1) get the parked cars off the road and into structures or behind businesses.

2) get the bikes onto lanes like the Dequindre cut, river walk and in neighborhood's.

3) put the main arteries on diets for public transit dedicated lines which can accodmodate bikes.

The city

David dorsette
Fri, 08/25/2017 - 12:33am

The problem is most of Detroit don't know how to drive in these bike lane the way they configured. Why would anybody put them on a street like livernois . It is a two lane street and the riders think they own it and to eliminate one lane on livernois is sheer stupidity.this can only be done in small city's lets look at ferndale you have a bike lane in the center of nine mile so are the needed no keep them in your neighborhoods not on any major street in the city of detroit

Jesse
Fri, 08/25/2017 - 2:34am

This is the most obnoxious article I've ever read on this site.

Car insurance in Detroit is $5,000/year on avg. This in a city with extreme poverty where it may take 20-30% of your income to own a car that gets you to your job if you're not well-off.

And you want to say this is some stupid upperclass fancy..? Oh my lord.

Larry Peplin
Fri, 08/25/2017 - 9:15am
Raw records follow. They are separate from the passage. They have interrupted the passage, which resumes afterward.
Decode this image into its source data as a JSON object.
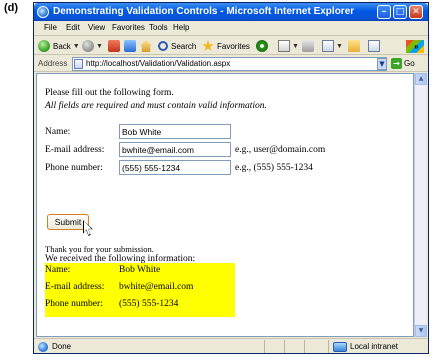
{
  "figure_label": "(d)",
  "window": {
    "title": "Demonstrating Validation Controls - Microsoft Internet Explorer",
    "minimize_glyph": "–",
    "maximize_glyph": "□",
    "close_glyph": "✕"
  },
  "menu": [
    "File",
    "Edit",
    "View",
    "Favorites",
    "Tools",
    "Help"
  ],
  "toolbar": {
    "back_label": "Back",
    "search_label": "Search",
    "favorites_label": "Favorites",
    "overflow_glyph": "»"
  },
  "address": {
    "label": "Address",
    "url": "http://localhost/Validation/Validation.aspx",
    "go_label": "Go"
  },
  "form": {
    "heading": "Please fill out the following form.",
    "subheading": "All fields are required and must contain valid information.",
    "fields": [
      {
        "label": "Name:",
        "value": "Bob White",
        "hint": ""
      },
      {
        "label": "E-mail address:",
        "value": "bwhite@email.com",
        "hint": "e.g., user@domain.com"
      },
      {
        "label": "Phone number:",
        "value": "(555) 555-1234",
        "hint": "e.g., (555) 555-1234"
      }
    ],
    "submit_label": "Submit"
  },
  "result": {
    "thanks": "Thank you for your submission.",
    "received": "We received the following information:",
    "rows": [
      {
        "label": "Name:",
        "value": "Bob White"
      },
      {
        "label": "E-mail address:",
        "value": "bwhite@email.com"
      },
      {
        "label": "Phone number:",
        "value": "(555) 555-1234"
      }
    ],
    "highlight_color": "#ffff00"
  },
  "status": {
    "left": "Done",
    "zone": "Local intranet"
  }
}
I have to sheepishly admit that I am not a fan of sacrificing traffic lanes for bike traffic that simply isn't there yet. I travel Kercheval a lot, sometimes 3-4 time per week, between the Jeep plant and East Grand Boulevard. It's my best route for many purposes and destinations. The addition of the bike lanes on that street took away any possibility of getting around the many car hauler trucks that stream out of the FCA plant. I can't say that I have EVER seen a bicyclist in that stretch, nor would I expect one to ride in the designated lane, six feet out from the almost-always empty parking lane at the curbs. Who would do that? Many of those blocks are empty of any activity at all, so there is usually little or no reason for anyone to need to park a car on the street.
On the other hand, I think the curbside bike lanes in the Jeff-Chalmers stretch are brilliantly done. When I'm on a bike, I want to be as far away from passing car traffic as possible, and that design works. Driving my car, I don't notice the loss of lanes, either. Go figure.
Bottom line? I think every street's usage characteristics are different, and a one-design-fits-all approach is not conducive to smart traffic control. Dropping the standard bike lane design onto that stretch of Kercheval is just plain dumb.

Jimmy
Fri, 08/25/2017 - 12:19pm

> I have to sheepishly admit that I am not a fan of sacrificing traffic lanes for bike traffic that simply isn't there yet.

Sounds like we should get rid of the parking lane, then.

Rich
Fri, 08/25/2017 - 4:59pm

I ride all the time but only on dedicated bike trails. I don't want to be anywhere near an inattentive driver who is probably texting on the phone and has zero knowledge of how to interact with bikes. If we collide he is not hurt and I am dead.

Keith
Sat, 08/26/2017 - 11:35am

As a kid from Wyandotte, we would ride our bikes all over the area. We just pretty much knew that the cars and trains were bigger than us.

Charles Vamos jr
Sat, 08/26/2017 - 1:20pm

I had to drive a few times down Livernois while they were redoing it for the bike path. It is the most asinine setup I have ever seen. Why do cars have to park a whole lane away from the curb? Also, where is the money coming from to redo the roads like this? Is it from the new gas tax that bicyclists do not pay into? Sure they may have a vehicle, but if they ride their bikes enough they aren't putting in enough to have a whole lane dedicated to bicycles. I do believe in the future bicycles will have to registered and pay a yearly fee like cars are.

J Hendricks
Sun, 08/27/2017 - 7:47am

"We want (cycling) to be a normal form of transport, to be enjoyable and healthy, green transportation,” Nolish said.

That pretty much sums it up. The progressive elitists have determined that bikes are good and cars are bad. So suck it up even if no one is using the lanes except for a few advocates that know better than you.